## Directions
Among the lines of the data, copy those that hold "title".

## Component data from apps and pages
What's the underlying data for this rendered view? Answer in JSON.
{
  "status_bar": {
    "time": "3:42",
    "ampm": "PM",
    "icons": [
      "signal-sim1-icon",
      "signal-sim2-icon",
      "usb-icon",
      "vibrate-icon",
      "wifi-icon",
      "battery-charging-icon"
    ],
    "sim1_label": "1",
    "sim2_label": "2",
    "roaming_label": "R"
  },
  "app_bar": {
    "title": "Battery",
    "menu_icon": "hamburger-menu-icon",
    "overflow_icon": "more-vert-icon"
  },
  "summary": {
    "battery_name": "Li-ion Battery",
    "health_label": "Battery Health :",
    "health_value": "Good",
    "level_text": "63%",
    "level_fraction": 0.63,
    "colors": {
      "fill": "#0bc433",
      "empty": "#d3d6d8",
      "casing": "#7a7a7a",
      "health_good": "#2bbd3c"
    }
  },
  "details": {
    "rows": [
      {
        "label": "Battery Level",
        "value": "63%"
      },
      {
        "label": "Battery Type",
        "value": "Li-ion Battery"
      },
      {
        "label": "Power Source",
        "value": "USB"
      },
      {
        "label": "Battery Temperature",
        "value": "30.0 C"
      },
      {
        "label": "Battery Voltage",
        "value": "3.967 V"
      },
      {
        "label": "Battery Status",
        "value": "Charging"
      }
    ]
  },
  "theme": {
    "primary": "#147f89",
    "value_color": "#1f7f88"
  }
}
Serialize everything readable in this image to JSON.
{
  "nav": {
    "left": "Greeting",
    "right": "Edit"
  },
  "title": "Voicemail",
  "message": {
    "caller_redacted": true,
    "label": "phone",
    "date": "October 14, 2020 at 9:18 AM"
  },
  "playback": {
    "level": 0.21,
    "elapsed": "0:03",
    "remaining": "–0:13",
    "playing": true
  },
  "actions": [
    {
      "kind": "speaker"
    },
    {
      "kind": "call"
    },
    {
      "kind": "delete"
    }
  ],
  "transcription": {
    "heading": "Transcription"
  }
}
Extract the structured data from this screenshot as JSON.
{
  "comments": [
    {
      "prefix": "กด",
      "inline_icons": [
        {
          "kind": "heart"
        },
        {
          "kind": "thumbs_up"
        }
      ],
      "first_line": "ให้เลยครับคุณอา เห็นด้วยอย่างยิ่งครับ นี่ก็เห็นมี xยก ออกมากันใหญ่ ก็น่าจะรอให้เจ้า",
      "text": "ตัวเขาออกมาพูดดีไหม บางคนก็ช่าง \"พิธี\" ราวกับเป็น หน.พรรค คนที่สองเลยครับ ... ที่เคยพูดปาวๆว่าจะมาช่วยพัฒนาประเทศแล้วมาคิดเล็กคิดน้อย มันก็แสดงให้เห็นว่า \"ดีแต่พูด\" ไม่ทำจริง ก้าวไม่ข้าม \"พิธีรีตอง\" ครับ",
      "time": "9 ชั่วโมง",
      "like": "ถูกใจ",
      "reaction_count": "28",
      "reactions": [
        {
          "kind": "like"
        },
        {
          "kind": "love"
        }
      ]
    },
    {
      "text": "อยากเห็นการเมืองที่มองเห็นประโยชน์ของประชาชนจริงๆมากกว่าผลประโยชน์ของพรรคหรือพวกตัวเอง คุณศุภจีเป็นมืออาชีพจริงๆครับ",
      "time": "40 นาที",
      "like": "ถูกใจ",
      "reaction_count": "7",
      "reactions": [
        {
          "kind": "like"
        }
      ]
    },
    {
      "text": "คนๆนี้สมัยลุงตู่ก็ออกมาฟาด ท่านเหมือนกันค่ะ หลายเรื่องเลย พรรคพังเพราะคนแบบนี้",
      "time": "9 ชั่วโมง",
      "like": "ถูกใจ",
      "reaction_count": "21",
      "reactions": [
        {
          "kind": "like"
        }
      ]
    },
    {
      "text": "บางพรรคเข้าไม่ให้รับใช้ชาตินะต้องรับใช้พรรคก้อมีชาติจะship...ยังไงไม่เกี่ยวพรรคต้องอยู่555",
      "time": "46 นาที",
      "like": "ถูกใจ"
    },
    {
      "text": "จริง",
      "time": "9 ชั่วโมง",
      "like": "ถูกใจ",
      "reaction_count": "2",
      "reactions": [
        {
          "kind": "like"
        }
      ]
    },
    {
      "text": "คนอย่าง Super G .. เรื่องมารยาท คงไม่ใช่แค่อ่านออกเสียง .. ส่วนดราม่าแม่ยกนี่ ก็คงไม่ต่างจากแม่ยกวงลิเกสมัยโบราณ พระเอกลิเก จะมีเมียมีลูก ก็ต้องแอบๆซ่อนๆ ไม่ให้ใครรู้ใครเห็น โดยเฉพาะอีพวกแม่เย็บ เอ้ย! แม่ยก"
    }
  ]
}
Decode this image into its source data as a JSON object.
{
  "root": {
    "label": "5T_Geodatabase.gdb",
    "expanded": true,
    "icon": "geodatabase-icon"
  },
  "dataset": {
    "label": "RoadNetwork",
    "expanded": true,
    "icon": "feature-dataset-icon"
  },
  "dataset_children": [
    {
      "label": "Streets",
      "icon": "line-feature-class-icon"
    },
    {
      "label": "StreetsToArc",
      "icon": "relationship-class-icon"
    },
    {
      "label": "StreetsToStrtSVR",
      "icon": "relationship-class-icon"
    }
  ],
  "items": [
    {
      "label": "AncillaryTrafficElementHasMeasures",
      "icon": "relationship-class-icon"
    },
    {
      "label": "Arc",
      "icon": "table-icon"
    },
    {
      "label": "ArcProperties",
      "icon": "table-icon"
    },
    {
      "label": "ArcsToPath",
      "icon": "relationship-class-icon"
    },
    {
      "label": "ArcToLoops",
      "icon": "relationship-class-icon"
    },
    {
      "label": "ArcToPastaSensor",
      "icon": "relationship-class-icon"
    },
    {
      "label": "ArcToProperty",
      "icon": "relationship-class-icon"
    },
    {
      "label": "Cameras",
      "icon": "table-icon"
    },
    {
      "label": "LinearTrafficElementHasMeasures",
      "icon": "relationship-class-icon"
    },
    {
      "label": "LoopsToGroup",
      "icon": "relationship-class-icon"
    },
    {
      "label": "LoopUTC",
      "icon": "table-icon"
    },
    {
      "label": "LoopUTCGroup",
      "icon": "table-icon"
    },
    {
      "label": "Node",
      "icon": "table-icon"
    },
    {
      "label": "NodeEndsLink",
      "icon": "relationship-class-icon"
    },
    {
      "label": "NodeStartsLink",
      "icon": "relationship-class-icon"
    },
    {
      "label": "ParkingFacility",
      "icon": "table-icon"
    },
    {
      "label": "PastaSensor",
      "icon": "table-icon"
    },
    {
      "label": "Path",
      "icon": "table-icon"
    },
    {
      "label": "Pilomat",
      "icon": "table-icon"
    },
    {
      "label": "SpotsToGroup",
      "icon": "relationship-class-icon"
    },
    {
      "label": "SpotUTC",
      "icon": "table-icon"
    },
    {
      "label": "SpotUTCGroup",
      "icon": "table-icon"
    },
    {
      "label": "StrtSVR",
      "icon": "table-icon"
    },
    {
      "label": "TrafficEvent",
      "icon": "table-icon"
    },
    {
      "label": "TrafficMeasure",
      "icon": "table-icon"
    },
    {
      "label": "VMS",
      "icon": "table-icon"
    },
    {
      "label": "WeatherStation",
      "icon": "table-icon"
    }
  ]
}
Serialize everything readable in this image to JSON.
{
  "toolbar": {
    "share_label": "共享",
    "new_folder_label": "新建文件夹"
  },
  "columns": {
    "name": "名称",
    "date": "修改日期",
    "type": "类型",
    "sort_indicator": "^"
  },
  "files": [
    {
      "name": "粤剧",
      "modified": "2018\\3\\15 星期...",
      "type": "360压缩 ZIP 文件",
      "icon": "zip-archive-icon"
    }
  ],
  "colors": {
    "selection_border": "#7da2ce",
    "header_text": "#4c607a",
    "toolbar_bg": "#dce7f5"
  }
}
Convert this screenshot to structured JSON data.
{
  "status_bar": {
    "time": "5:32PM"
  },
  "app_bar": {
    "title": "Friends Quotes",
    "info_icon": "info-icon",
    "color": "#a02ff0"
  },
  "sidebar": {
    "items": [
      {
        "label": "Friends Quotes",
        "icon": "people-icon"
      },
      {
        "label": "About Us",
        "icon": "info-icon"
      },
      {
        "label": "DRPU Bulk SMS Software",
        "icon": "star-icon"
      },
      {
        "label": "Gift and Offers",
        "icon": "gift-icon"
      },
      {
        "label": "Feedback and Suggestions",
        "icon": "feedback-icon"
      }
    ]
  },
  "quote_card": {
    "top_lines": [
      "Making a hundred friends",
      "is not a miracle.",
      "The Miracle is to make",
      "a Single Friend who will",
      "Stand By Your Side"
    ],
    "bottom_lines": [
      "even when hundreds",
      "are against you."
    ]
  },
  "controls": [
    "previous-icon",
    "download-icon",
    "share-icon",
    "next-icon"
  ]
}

## Answer space
    "title": "Battery",
  "title": "Voicemail",
    "title": "Friends Quotes",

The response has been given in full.